Seiko is one of those curious things: a totally mainstream brand with a genuine cult following. And, with much of its range featuring mechanical watches made with in-house movements and a history to compete with the best of them, it's easy to see why. Seiko's ever-popular Presage Cocktail dress watch collection, for example, generally retails at just under £400; the Snowflake made by its higher-spec sister brand Grand Seiko is over £5,000, and some other Grand Seikos top out at £20,000 or more.

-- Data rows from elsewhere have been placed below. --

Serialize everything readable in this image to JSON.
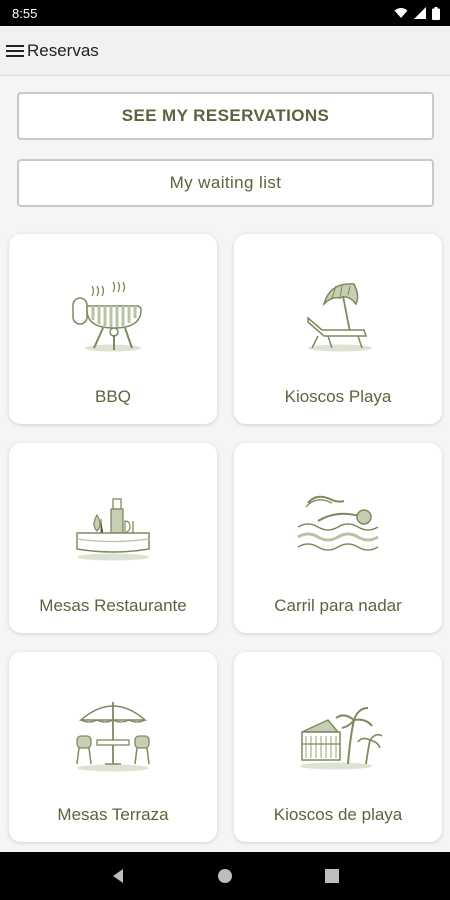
{
  "status_bar": {
    "time": "8:55",
    "icons": [
      "wifi-icon",
      "signal-icon",
      "battery-icon"
    ]
  },
  "app_bar": {
    "title": "Reservas",
    "menu_icon": "hamburger-menu-icon"
  },
  "buttons": {
    "see_reservations": "SEE MY RESERVATIONS",
    "waiting_list": "My waiting list"
  },
  "cards": [
    {
      "label": "BBQ",
      "icon": "bbq-grill-icon"
    },
    {
      "label": "Kioscos Playa",
      "icon": "beach-umbrella-lounger-icon"
    },
    {
      "label": "Mesas Restaurante",
      "icon": "restaurant-table-icon"
    },
    {
      "label": "Carril para nadar",
      "icon": "swimmer-icon"
    },
    {
      "label": "Mesas Terraza",
      "icon": "terrace-table-umbrella-icon"
    },
    {
      "label": "Kioscos de playa",
      "icon": "beach-kiosk-palm-icon"
    }
  ],
  "nav_bar": {
    "icons": [
      "back-icon",
      "home-icon",
      "recents-icon"
    ]
  },
  "colors": {
    "accent": "#59653e",
    "icon_tint": "#b8c3a4",
    "border": "#c9c9c9"
  }
}
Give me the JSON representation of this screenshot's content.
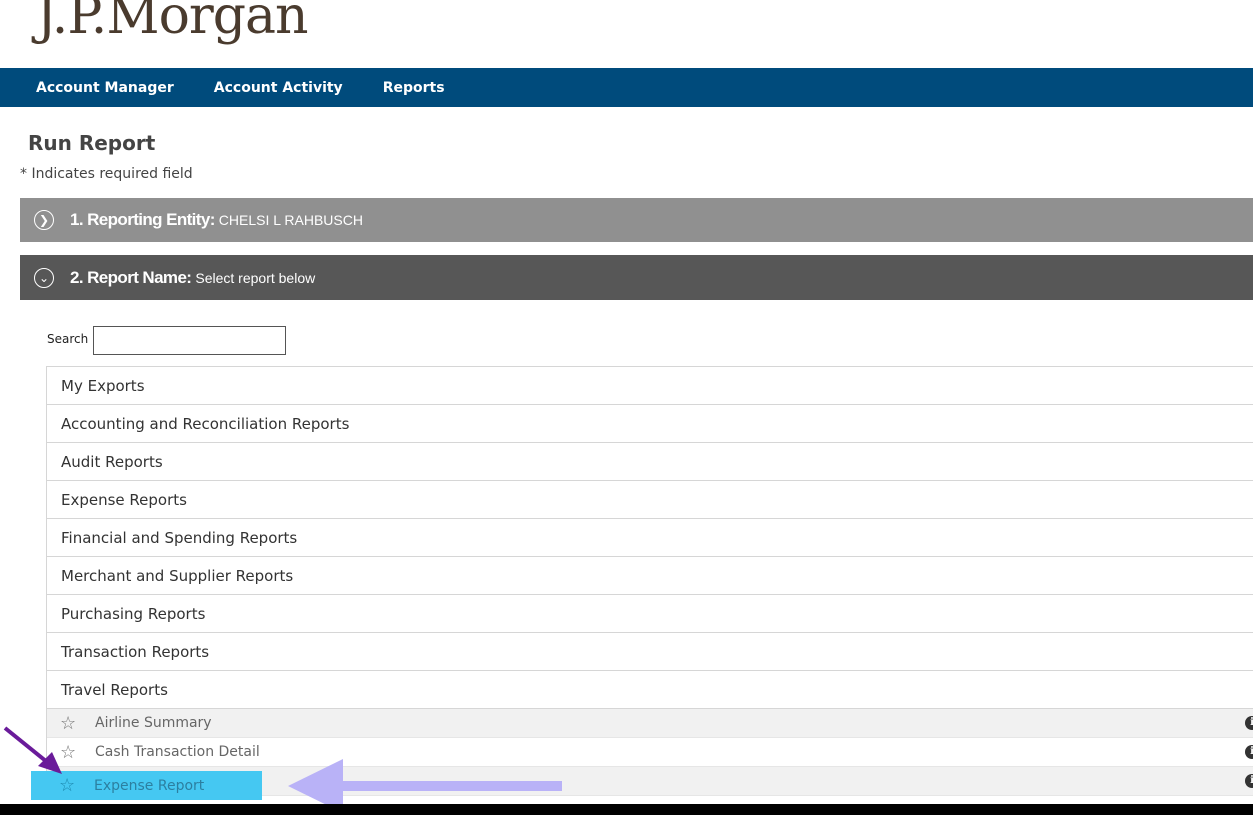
{
  "brand": {
    "logo": "J.P.Morgan"
  },
  "nav": [
    {
      "label": "Account Manager"
    },
    {
      "label": "Account Activity"
    },
    {
      "label": "Reports"
    }
  ],
  "page": {
    "title": "Run Report",
    "required_note": "* Indicates required field"
  },
  "sections": [
    {
      "icon": "chevron-right-circle-icon",
      "title": "1. Reporting Entity:",
      "value": "CHELSI L RAHBUSCH"
    },
    {
      "icon": "chevron-down-circle-icon",
      "title": "2. Report Name:",
      "value": "Select report below"
    }
  ],
  "search": {
    "label": "Search",
    "value": ""
  },
  "categories": [
    "My Exports",
    "Accounting and Reconciliation Reports",
    "Audit Reports",
    "Expense Reports",
    "Financial and Spending Reports",
    "Merchant and Supplier Reports",
    "Purchasing Reports",
    "Transaction Reports",
    "Travel Reports"
  ],
  "travel_reports": [
    {
      "name": "Airline Summary",
      "icon": "star-outline-icon",
      "info_icon": "info-icon"
    },
    {
      "name": "Cash Transaction Detail",
      "icon": "star-outline-icon",
      "info_icon": "info-icon"
    },
    {
      "name": "Expense Report",
      "icon": "star-outline-icon",
      "info_icon": "info-icon",
      "highlighted": true
    }
  ],
  "colors": {
    "nav": "#004b7c",
    "section1": "#909090",
    "section2": "#575757",
    "highlight": "#45c8f2",
    "arrow_dark": "#6a1b9a",
    "arrow_light": "#b9b2f7"
  }
}
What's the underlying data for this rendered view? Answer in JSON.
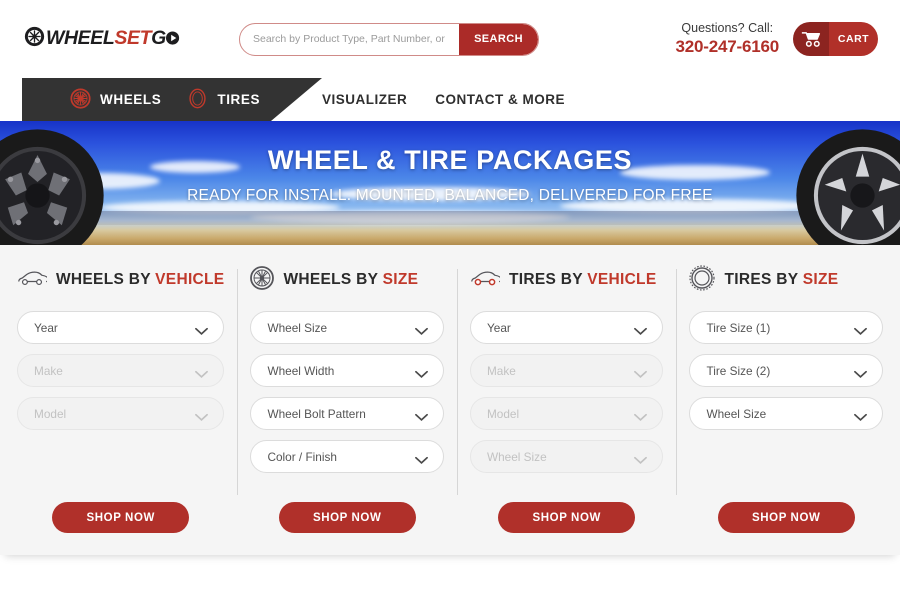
{
  "brand": {
    "logo_icon": "wheel-icon",
    "name_part1": "WHEEL",
    "name_part2": "SET",
    "name_part3": "G",
    "name_part4": "O",
    "accent_color": "#c0392b"
  },
  "search": {
    "placeholder": "Search by Product Type, Part Number, or Brand...",
    "value": "",
    "button_label": "SEARCH",
    "button_color": "#ab2b28"
  },
  "contact": {
    "question_label": "Questions? Call:",
    "phone": "320-247-6160",
    "phone_color": "#b03029"
  },
  "cart": {
    "label": "CART",
    "icon": "shopping-cart-icon"
  },
  "nav": {
    "dark_items": [
      {
        "label": "WHEELS",
        "icon": "wheel-spoke-icon"
      },
      {
        "label": "TIRES",
        "icon": "tire-ring-icon"
      }
    ],
    "light_items": [
      {
        "label": "VISUALIZER"
      },
      {
        "label": "CONTACT & MORE"
      }
    ]
  },
  "hero": {
    "title": "WHEEL & TIRE PACKAGES",
    "subtitle": "READY FOR INSTALL. MOUNTED, BALANCED, DELIVERED FOR FREE"
  },
  "finder": {
    "columns": [
      {
        "icon": "car-side-icon",
        "title_prefix": "WHEELS BY ",
        "title_accent": "VEHICLE",
        "fields": [
          {
            "label": "Year",
            "disabled": false
          },
          {
            "label": "Make",
            "disabled": true
          },
          {
            "label": "Model",
            "disabled": true
          }
        ],
        "button_label": "SHOP NOW"
      },
      {
        "icon": "wheel-rim-icon",
        "title_prefix": "WHEELS BY ",
        "title_accent": "SIZE",
        "fields": [
          {
            "label": "Wheel Size",
            "disabled": false
          },
          {
            "label": "Wheel Width",
            "disabled": false
          },
          {
            "label": "Wheel Bolt Pattern",
            "disabled": false
          },
          {
            "label": "Color / Finish",
            "disabled": false
          }
        ],
        "button_label": "SHOP NOW"
      },
      {
        "icon": "car-tire-icon",
        "title_prefix": "TIRES BY ",
        "title_accent": "VEHICLE",
        "fields": [
          {
            "label": "Year",
            "disabled": false
          },
          {
            "label": "Make",
            "disabled": true
          },
          {
            "label": "Model",
            "disabled": true
          },
          {
            "label": "Wheel Size",
            "disabled": true
          }
        ],
        "button_label": "SHOP NOW"
      },
      {
        "icon": "tire-ring-icon",
        "title_prefix": "TIRES BY ",
        "title_accent": "SIZE",
        "fields": [
          {
            "label": "Tire Size (1)",
            "disabled": false
          },
          {
            "label": "Tire Size (2)",
            "disabled": false
          },
          {
            "label": "Wheel Size",
            "disabled": false
          }
        ],
        "button_label": "SHOP NOW"
      }
    ]
  }
}
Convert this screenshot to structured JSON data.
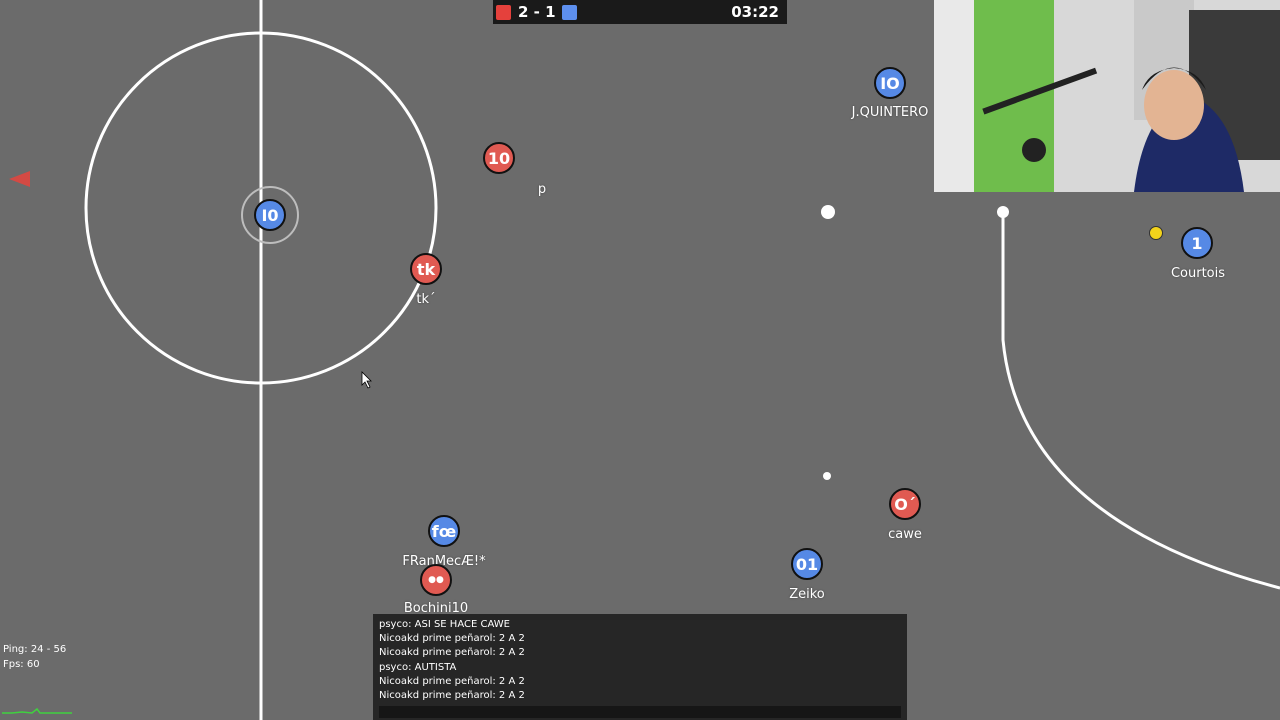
{
  "scoreboard": {
    "red_color": "#e5413c",
    "blue_color": "#5d8fee",
    "score": "2 - 1",
    "timer": "03:22"
  },
  "players": [
    {
      "label": "I0",
      "name": "",
      "team": "blue"
    },
    {
      "label": "10",
      "name": "p",
      "team": "red"
    },
    {
      "label": "tk",
      "name": "tk´",
      "team": "red"
    },
    {
      "label": "IO",
      "name": "J.QUINTERO",
      "team": "blue"
    },
    {
      "label": "1",
      "name": "Courtois",
      "team": "blue"
    },
    {
      "label": "O´",
      "name": "cawe",
      "team": "red"
    },
    {
      "label": "01",
      "name": "Zeiko",
      "team": "blue"
    },
    {
      "label": "fœ",
      "name": "FRanMecÆ!*",
      "team": "blue"
    },
    {
      "label": "●●",
      "name": "Bochini10",
      "team": "red"
    }
  ],
  "chat": {
    "messages": [
      "psyco: ASI SE HACE CAWE",
      "Nicoakd prime peñarol: 2 A 2",
      "Nicoakd prime peñarol: 2 A 2",
      "psyco: AUTISTA",
      "Nicoakd prime peñarol: 2 A 2",
      "Nicoakd prime peñarol: 2 A 2"
    ]
  },
  "stats": {
    "ping": "Ping: 24 - 56",
    "fps": "Fps: 60"
  },
  "colors": {
    "field": "#6b6b6b",
    "red_team": "#e05a52",
    "blue_team": "#5689e5",
    "lines": "#ffffff"
  }
}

All this is to say that whatever the price point or collection, a Seiko (or a mechanical Seiko, at least) is something no watch snob will roll their eyes at. Pieces from the more affordable collections remain gateway watches. Countless people wearing Royal Oaks and Lange 1s will tell you the first mechanical watch they bought was a Seiko. In fact, some collectors only collect Seikos.
Whatever the price point, a mechanical Seiko is something no watch snob will roll their eyes at
This is especially true when it comes to the Seiko 5 series: started by the brand in the 1960s, it pushed the price point down even further and gained the brand legions of followers in the process. These days, a Seiko 5 remains pretty much the undisputed value proposition of the watch world.
Ever since I started reading about the Seiko 5 story, I knew I wanted one. I love watches but I also love value, and just as a Black Bay 58 represents great value at around £3,000, a Seiko 5 at a shade over £200 is a simply irresistible temptation.
That aforementioned mind-boggling number of references in the collection can be a difficult place to start. In the Seiko 5 Sports range, as it's now called, are simple, clean sports watches and chunky divers alike, but one that stayed with me was a release from last year, the SRPE53 – largely because in terms of its design, it represents a perfect mid-point between the two styles.
The dial is supplanted pretty much directly from the popular SKX series of divers, but it sheds the rotating bezel in favour of that downsized sports-watch-style one. Remember the 'cult following' aspect? The 53 – along with its siblings, the black-dialled SRPE55 and SRPE57 – are known amongst Seiko fans as the "DressKX", owing to the melding of the two's aesthetics. (Yes, this obviously isn't a dress watch, but ToolKX doesn't rhyme and isn't as catchy.)
Like the SKX series, hands and indices are all diver, a little reminiscent of the Black Bay, you might say – blobs, triangles and chunky hands – and the colour of the dial on the SRPE53, is a beautiful dark navy rather than black. The crown continues one of the collection's five defining principles – hence the name Seiko 5 – being offset at 4 o'clock. (In case you were wondering, the other four are, roughly: automatic; water-resistant; on a bracelet; a day and date window on the dial.) The case is also crowd-pleasing at a nice, easy 40mm – not slim, but not chunky, either – with an exhibition caseback to view its incredibly reliable 4R36 movement and a power reserve of 41 hours.
The fact that searching "SRPE53" or "DressKX" online you'll find countless video reviews from websites and reviewers across the watch spectrum is a testament to the impact of this little watch with a big fanbase. First mechanical, weekend beater, one of a collection or your one and only watch, it can do it all. And at a price that really is pushing into rude-not-to territory, it really does symbolise everything people continue to love about this enduring brand, its heritage and its mindset.